Write out an exact copy of the line with "Parse this screenshot: output" and of each line after it, through the end of the records below.

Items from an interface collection

++++

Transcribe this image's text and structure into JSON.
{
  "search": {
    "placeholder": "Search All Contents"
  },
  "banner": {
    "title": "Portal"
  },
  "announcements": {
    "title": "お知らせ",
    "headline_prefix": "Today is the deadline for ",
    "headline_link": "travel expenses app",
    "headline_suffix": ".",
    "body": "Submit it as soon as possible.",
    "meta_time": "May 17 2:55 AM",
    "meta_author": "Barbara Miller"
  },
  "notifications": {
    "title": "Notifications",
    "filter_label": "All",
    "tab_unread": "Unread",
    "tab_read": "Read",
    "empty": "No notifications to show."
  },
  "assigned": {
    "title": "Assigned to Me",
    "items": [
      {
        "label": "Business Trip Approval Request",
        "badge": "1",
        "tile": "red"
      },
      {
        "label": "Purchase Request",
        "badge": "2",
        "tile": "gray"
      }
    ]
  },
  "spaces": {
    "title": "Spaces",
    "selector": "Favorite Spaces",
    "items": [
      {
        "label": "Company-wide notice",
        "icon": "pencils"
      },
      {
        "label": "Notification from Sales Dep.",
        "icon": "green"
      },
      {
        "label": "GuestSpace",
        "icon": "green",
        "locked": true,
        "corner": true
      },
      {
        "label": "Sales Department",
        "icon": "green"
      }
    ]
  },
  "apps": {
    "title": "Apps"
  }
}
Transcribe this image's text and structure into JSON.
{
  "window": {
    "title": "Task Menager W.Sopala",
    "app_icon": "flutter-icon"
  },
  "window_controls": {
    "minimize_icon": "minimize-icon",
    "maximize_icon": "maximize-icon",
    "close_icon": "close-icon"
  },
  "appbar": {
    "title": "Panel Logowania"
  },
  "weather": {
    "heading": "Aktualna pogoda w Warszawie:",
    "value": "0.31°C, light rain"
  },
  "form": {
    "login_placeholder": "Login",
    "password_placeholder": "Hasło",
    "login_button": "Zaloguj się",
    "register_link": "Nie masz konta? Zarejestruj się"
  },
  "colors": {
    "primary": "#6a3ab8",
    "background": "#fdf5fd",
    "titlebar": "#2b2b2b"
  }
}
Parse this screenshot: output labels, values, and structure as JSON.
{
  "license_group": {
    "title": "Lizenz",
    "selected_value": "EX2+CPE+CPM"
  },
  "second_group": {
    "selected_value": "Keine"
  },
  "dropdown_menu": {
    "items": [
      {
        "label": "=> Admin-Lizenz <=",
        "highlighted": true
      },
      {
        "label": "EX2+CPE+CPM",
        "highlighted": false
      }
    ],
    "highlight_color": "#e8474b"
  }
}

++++

-- TASK SOLUTION --
Parse this screenshot: output labels, values, and structure as JSON.
{
  "license_group": {
    "title": "Lizenz",
    "selected_value": "EX2+CPE+CPM"
  },
  "second_group": {
    "selected_value": "Keine"
  },
  "dropdown_menu": {
    "items": [
      {
        "label": "=> Admin-Lizenz <=",
        "highlighted": true
      },
      {
        "label": "EX2+CPE+CPM",
        "highlighted": false
      }
    ],
    "highlight_color": "#e8474b"
  }
}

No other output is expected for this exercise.